For more extensive explorations of Alaska, there are several longer cruises that visit lesser-known ports. For example, Oceania Cruises’ 18-night Frontiers and Glaciers itinerary stops at Wrangell, known as the heart of the Inside Passage; the harbour city of Kodiak; adventure hub Haines; and Homer, the halibut fishing capital. Similarly, Holland America Line’s 17-night Great Alaskan Explorer takes in unique ports such as the scenic Inian Islands and the tiny but impressive town of Valdez, while Silversea Expeditions’ 15-night Fjord and Glacier Exploration visits the quaint port of Elfin Cove; Metlakatla, the state’s only Indian reserve; the spectacular Misty Fjords; as well as ports along Canada’s coast.
Some itineraries even span countries, such as Cunard’s epic 23-night Geisha to Glacier cruise that starts in Tokyo and ends in Vancouver, or Norwegian Cruise Line’s 19-night The Best of Hawaii and Alaska, which combines two incredible cruises around the Hawaiian islands and Alaska’s Inside Passage.
What shore excursions should I book?
Whether you’re an avid explorer, a historian at heart or a wildlife warrior, there’s a land-based trip to suit you at each port.
A literal playground for adventure lovers, Alaskan cruises abound with active shore excursions. Head out on a kayak through fjords of colossal icebergs and carving glaciers; take a scenic cruise to spot whales, sea lions, orca and more; board a seaplane flight over the Misty Fjords; go bike riding through Tongass National Forest in Ketchikan; take a thrilling heli, bike and hike tour in Icy Strait Point or explore the Volcano Coast of Sitka by ocean raft.
For history and culture buffs, Holland America Line offers a Russian music performance and tea tasting; Norwegian Cruise Line passengers can see a lumberjack show in Ketchikan; Silverseas offers a horseback ride through Klondike Gold Rush National Historic Park; and Oceania Cruises runs an art tour in Sitka.
If you’re travelling with kids in tow, sign up for a dog-sledding tour in Juneau, pan for gold in Skagway, zipline through forests in Icy Strait Point, visit the Alaska Zoo in Anchorage or jump into a go-kart in Ketchikan.
The options are endless, so it’s wise to do some research before choosing your ship and consider booking limited-availability excursions in advance.
Tips for cruising Alaska

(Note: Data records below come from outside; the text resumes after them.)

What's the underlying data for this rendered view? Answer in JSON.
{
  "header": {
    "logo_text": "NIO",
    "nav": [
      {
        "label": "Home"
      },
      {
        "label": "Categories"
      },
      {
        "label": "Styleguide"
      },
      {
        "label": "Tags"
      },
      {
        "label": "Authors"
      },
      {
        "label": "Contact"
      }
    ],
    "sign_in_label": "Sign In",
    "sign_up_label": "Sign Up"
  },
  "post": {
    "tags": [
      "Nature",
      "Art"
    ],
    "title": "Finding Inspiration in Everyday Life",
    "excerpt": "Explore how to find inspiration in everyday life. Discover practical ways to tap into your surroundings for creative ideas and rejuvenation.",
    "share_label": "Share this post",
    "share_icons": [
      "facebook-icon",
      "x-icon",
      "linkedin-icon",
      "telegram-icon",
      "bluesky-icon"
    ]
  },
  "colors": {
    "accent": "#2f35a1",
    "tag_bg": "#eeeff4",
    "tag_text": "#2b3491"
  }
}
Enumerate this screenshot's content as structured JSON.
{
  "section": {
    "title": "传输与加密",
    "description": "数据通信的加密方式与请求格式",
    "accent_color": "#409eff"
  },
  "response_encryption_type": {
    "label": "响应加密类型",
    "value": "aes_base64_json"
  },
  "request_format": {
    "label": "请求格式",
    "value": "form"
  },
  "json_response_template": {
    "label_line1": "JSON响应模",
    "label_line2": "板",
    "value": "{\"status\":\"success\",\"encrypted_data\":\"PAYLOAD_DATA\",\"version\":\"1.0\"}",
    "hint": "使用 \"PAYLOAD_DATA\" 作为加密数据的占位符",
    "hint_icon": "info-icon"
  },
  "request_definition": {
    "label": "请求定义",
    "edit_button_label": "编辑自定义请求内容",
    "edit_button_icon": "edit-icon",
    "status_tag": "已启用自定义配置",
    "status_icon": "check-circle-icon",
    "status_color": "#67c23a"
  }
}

-Pack carefully when cruising Alaska! You’ll need warm clothing (including thermals, gloves and a beanie), all-weather windproof and waterproof jacket, walking shoes and hiking boots, sun protection, a swimsuit (for the ship’s pool or spa), binoculars for wildlife spotting, and dinner dress (check with your cruise line if there are any formal events).
– Book a mid-ship room if you experience seasickness (particularly if your cruise sails through the Gulf of Alaska).
– Book a cabin with a window or balcony for a better view of Alaska’s awe-inspiring scenery and wildlife.
– To avoid crowds, consider sailing in the shoulder seasons – May and August.
How to book
The best way to book your cruising Alaska adventure is with a dedicated cruise specialist who will be a fount of knowledge when it comes to the different cruise lines and ships, itineraries and shore excursions, and the destination itself. Cruiseco Collections Alaska brochure is an easy-to-navigate introduction to cruising in Alaska; it can be found online here.